Mr. & Mrs. Smith is a total reverse of the 2005 film

Clarisse Loughrey’s Show of the Week column, published every Friday, spotlights a new show to watch or skip. This week: Mr. & Mrs. Smith, a new take on the 2005 married spies film.

A spy narrative, most of the time, is an invitation to watch hot people work with efficiency. While 2005’s Mr. & Mrs. Smith had its off-camera diversions, the real on-camera pleasure was watching Angelina Jolie and Brad Pitt fire off guns and one-liners, playing people you’d stare at from across a bar but carve out your own kidneys before you’d ever approach. The new, modernised Mr. & Mrs. Smith, co-created by Donald Glover and Francesca Sloane (and, previously, Phoebe Waller-Bridge, before she left due to creative differences), leans into and fights actively against this brand of comfort culture. It’s a smart and sexy show for a while. Then, it gets a little depressing. Such is the modern age.

Our new agents-in-love, Jane (Maya Erskine) and John Smith (Glover), have a real millennial brand of charisma – casual but intense, white-hot not in how they bicker, but in the inane conversations they have folded in between the duvets. It’s a total reverse of the original, Doug Liman-directed, Simon Kinberg-written film. Here, Jane and John aren’t wholesome suburbanites unaware that their lover is actually a spy working for a rival agency, but complete strangers.

We walk with them through the recruitment process, which seems uncannily like a dating service, and find the pair shacked up together in an enviable New York brownstone with instructions to act out marital bliss. It’s the plot of every other piece of fan fiction, given an irresistibly cool makeover by the people behind Atlanta, where the punchline is that these two still fall in and out of love like ordinary people. It’s only that their brand of chat-up line tends to be, “Have you ever killed anyone?”

It’s fun, at first – really fun, especially when the cavalcade of celebrity cameos rock up. But, inevitably, all the old, familiar arguments start to bubble up: children, professional and romantic jealousy, home ownership, getting interrupted in the middle of sex by a cranky Ron Perlman, who you’ve just kidnapped, because he’s wandered into view and mumbled like a toddler, “I just threw up”.

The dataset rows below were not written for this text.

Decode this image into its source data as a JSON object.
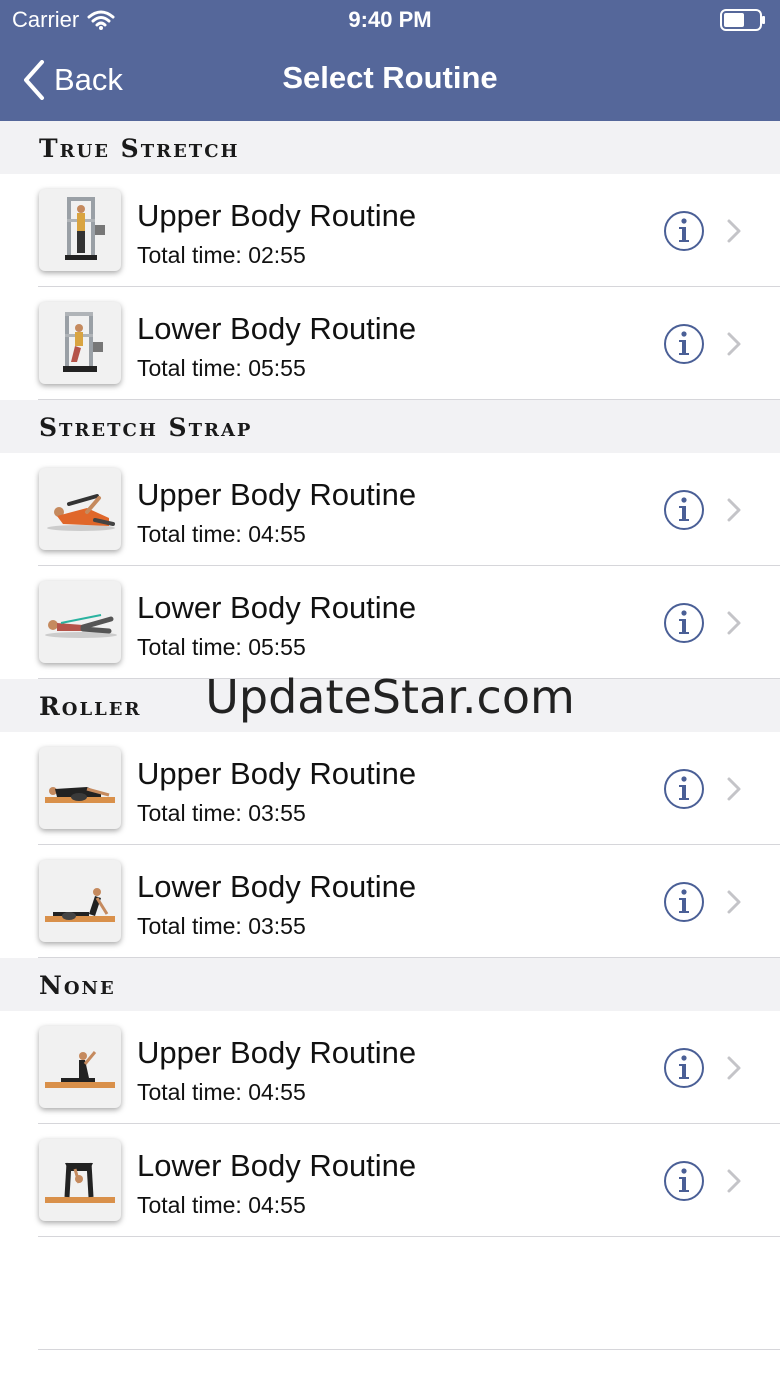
{
  "status_bar": {
    "carrier": "Carrier",
    "time": "9:40 PM"
  },
  "nav": {
    "back_label": "Back",
    "title": "Select Routine"
  },
  "sections": [
    {
      "header": "True Stretch",
      "rows": [
        {
          "title": "Upper Body Routine",
          "subtitle": "Total time: 02:55",
          "thumb": "true-stretch-upper"
        },
        {
          "title": "Lower Body Routine",
          "subtitle": "Total time: 05:55",
          "thumb": "true-stretch-lower"
        }
      ]
    },
    {
      "header": "Stretch Strap",
      "rows": [
        {
          "title": "Upper Body Routine",
          "subtitle": "Total time: 04:55",
          "thumb": "strap-upper"
        },
        {
          "title": "Lower Body Routine",
          "subtitle": "Total time: 05:55",
          "thumb": "strap-lower"
        }
      ]
    },
    {
      "header": "Roller",
      "rows": [
        {
          "title": "Upper Body Routine",
          "subtitle": "Total time: 03:55",
          "thumb": "roller-upper"
        },
        {
          "title": "Lower Body Routine",
          "subtitle": "Total time: 03:55",
          "thumb": "roller-lower"
        }
      ]
    },
    {
      "header": "None",
      "rows": [
        {
          "title": "Upper Body Routine",
          "subtitle": "Total time: 04:55",
          "thumb": "none-upper"
        },
        {
          "title": "Lower Body Routine",
          "subtitle": "Total time: 04:55",
          "thumb": "none-lower"
        }
      ]
    }
  ],
  "watermark": "UpdateStar.com",
  "colors": {
    "nav_background": "#55679a",
    "section_background": "#f2f2f4",
    "info_icon": "#4a5f96",
    "chevron": "#c4c4c8"
  }
}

And, suddenly, everyone starts to sound like a therapist. Jane and John’s elusive superior, referred to only as “Mr Hihi”, talks like a therapist. All their targets talk like therapists. Their therapist (understandably) talks like a therapist. Mr. & Mrs. Smith becomes one, long, circulatory emotion dump. In short, she’s elusive, and that makes him feel insecure, especially when the whole “we murder for work” element suggests she might fatally betray him at any given moment. He’s so insecure, meanwhile, that every interaction he has in life seems to play out like a power struggle, whether he’s hanging out with the guys or on a double date with another, more glamorous couple.

It’s probably worth noting here that Jane and John are fairly terrible spies. They talk openly about their plans, within earshot of the unconsenting public; are so easily distracted by idle talk that they’ll lose sight of the people they’re meant to be tracking; and are far too mumblecore in approach to have mastered the art of seduction. That’s part of the subversion, presumably – that aspirational, fantasy way of life stripped down to the mundane. But it’s a somewhat miserable way to go about it, really. If these two individuals, in the most adrenaline-fuelled career there is, still end up going through the motions of love, then what hope is there for the rest of us? Are we all really that boring?